The scores from 2012 and 2013 from measurements of student progress tests were used to determine the school’s score.
Neah Bay Junior/High School has had improving test scores each year, but not enough to meet standards, Principal Matt Vandeleur said.
Vandeleur replaces Ann Renker, who departed in June to take a position with the state after announcing she would leave in January.
While Renker’s departure was not related to the Step 5 requirements, it did satisfy a portion of them, Vandeleur said.
“It worked out well,” he said.
Vandeleur said the school will provide transportation to any student who prefers to attend Clallam Bay School, the district’s other school, if any apply.
Although Clallam Bay School also failed to have all of its students pass the state tests, it has failed to meet federal standards for only one year.
The Neah Bay Junior/Senior High will offer an after-school tutoring program and the staff will take a new look at the school improvement plan, Vandeleur said.
This year, students in the third-through-eighth grades, as well as 11th-grade students, will begin taking the Smarter Balanced Assessment, the Common Core-based exam, next spring.
“It’s kind of a whole new world,” Vandeleur said.
The district introduced Common Core-aligned curriculum into the classroom in the 2013-14 school year, he said.

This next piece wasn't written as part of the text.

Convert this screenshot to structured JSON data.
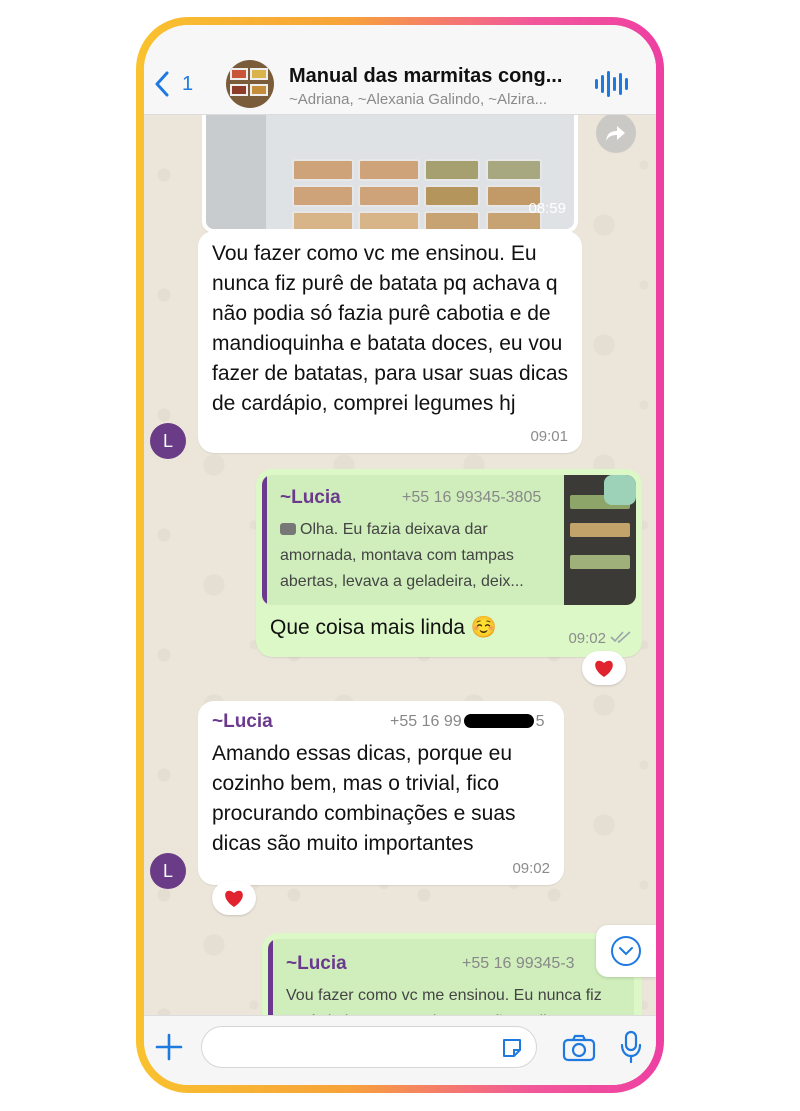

Vandeleur was uncertain how the state and federal authorities will determine student progress as the exams are changed.
“It’s apples to oranges,” he said.